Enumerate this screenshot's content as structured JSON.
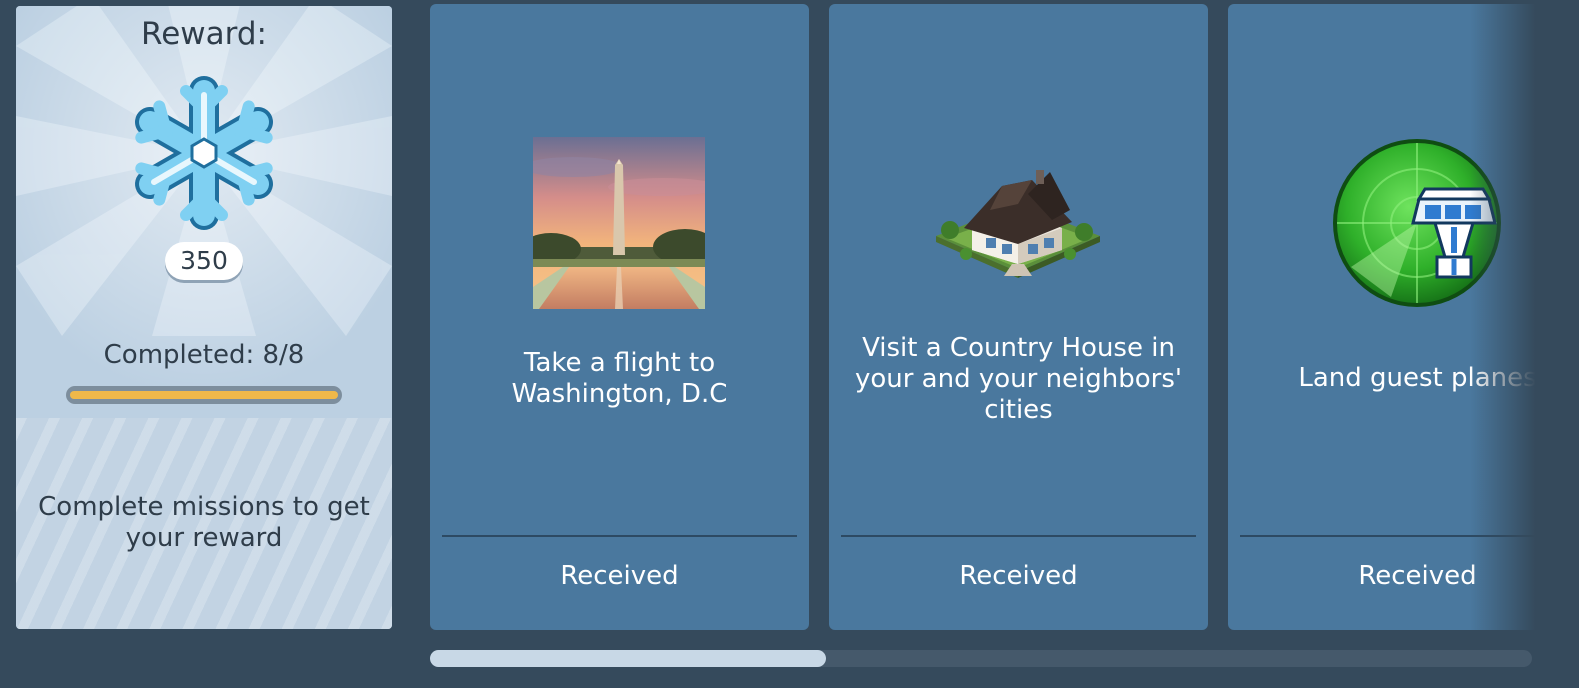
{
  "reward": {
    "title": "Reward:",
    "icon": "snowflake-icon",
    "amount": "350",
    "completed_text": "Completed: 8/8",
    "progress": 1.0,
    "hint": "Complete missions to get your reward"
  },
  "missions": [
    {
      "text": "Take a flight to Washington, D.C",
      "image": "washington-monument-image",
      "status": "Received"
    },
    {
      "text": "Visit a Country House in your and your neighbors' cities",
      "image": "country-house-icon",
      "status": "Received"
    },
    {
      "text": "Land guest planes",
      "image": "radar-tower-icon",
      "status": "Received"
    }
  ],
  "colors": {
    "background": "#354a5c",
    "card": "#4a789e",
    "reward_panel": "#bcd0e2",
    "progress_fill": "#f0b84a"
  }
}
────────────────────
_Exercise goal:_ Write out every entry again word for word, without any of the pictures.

_Final answer:_
Enumerate this screenshot's content as structured JSON.
{
  "reward": {
    "title": "Reward:",
    "icon": "snowflake-icon",
    "amount": "350",
    "completed_text": "Completed: 8/8",
    "progress": 1.0,
    "hint": "Complete missions to get your reward"
  },
  "missions": [
    {
      "text": "Take a flight to Washington, D.C",
      "image": "washington-monument-image",
      "status": "Received"
    },
    {
      "text": "Visit a Country House in your and your neighbors' cities",
      "image": "country-house-icon",
      "status": "Received"
    },
    {
      "text": "Land guest planes",
      "image": "radar-tower-icon",
      "status": "Received"
    }
  ],
  "colors": {
    "background": "#354a5c",
    "card": "#4a789e",
    "reward_panel": "#bcd0e2",
    "progress_fill": "#f0b84a"
  }
}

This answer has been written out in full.